We are so grate­ful for the time our chil­dren spent sur­round­ed by love, and the sup­port­ive fam­i­lies who will always be part of their jour­ney. We are espe­cial­ly thank­ful for the lessons in Judaism they learned every day. We know they are able to look out­ward and ques­tion what they think they know, and that is because of the years spent at the Jew­ish day school. That is not noth­ing. That is not to be tak­en for grant­ed, and for­got­ten. It’s sim­ply that now, for many rea­sons, some altru­is­tic, some con­ve­nient, it’s time to leave the nest and live in the real world. All four of us.
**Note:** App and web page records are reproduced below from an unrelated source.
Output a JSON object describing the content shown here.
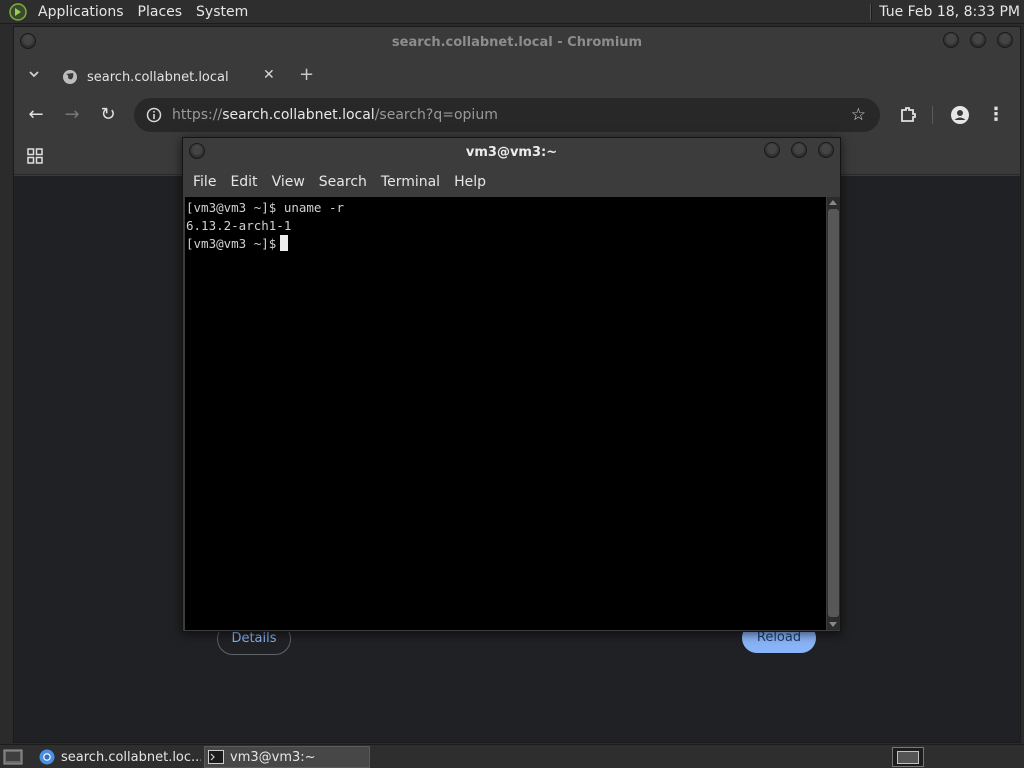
{
  "top_panel": {
    "menus": [
      "Applications",
      "Places",
      "System"
    ],
    "clock": "Tue Feb 18,  8:33 PM"
  },
  "chromium": {
    "window_title": "search.collabnet.local - Chromium",
    "tab": {
      "title": "search.collabnet.local",
      "close": "✕"
    },
    "new_tab": "+",
    "toolbar": {
      "back": "←",
      "forward": "→",
      "reload": "↻",
      "star": "☆",
      "menu": "⋮"
    },
    "url": {
      "scheme": "https://",
      "host": "search.collabnet.local",
      "path": "/search?q=opium"
    },
    "page": {
      "details_label": "Details",
      "reload_label": "Reload"
    }
  },
  "terminal": {
    "window_title": "vm3@vm3:~",
    "menus": [
      "File",
      "Edit",
      "View",
      "Search",
      "Terminal",
      "Help"
    ],
    "lines": [
      "[vm3@vm3 ~]$ uname -r",
      "6.13.2-arch1-1",
      "[vm3@vm3 ~]$"
    ]
  },
  "taskbar": {
    "tasks": [
      {
        "label": "search.collabnet.loc..."
      },
      {
        "label": "vm3@vm3:~"
      }
    ]
  },
  "colors": {
    "panel_bg": "#2e2e2e",
    "window_bg": "#3a3a3a",
    "page_bg": "#202124",
    "accent_blue": "#8ab4f8",
    "terminal_bg": "#000000"
  }
}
April Peveteaux is a writer, edi­tor and the unlucky recip­i­ent of a celi­ac dis­ease diag­no­sis. An enthu­si­as­tic home cook (espe­cial­ly dur­ing hol­i­days), Peveteaux con­vert­ed fam­i­ly recipes to gluten-free and found peo­ple could­n’t tell the dif­fer­ence between gluten-free latkes, and the flour-coat­ed ver­sions of Hanukkahs past. She lives in Hol­ly­wood with her hus­band and two chil­dren, and miss­es New York intensely.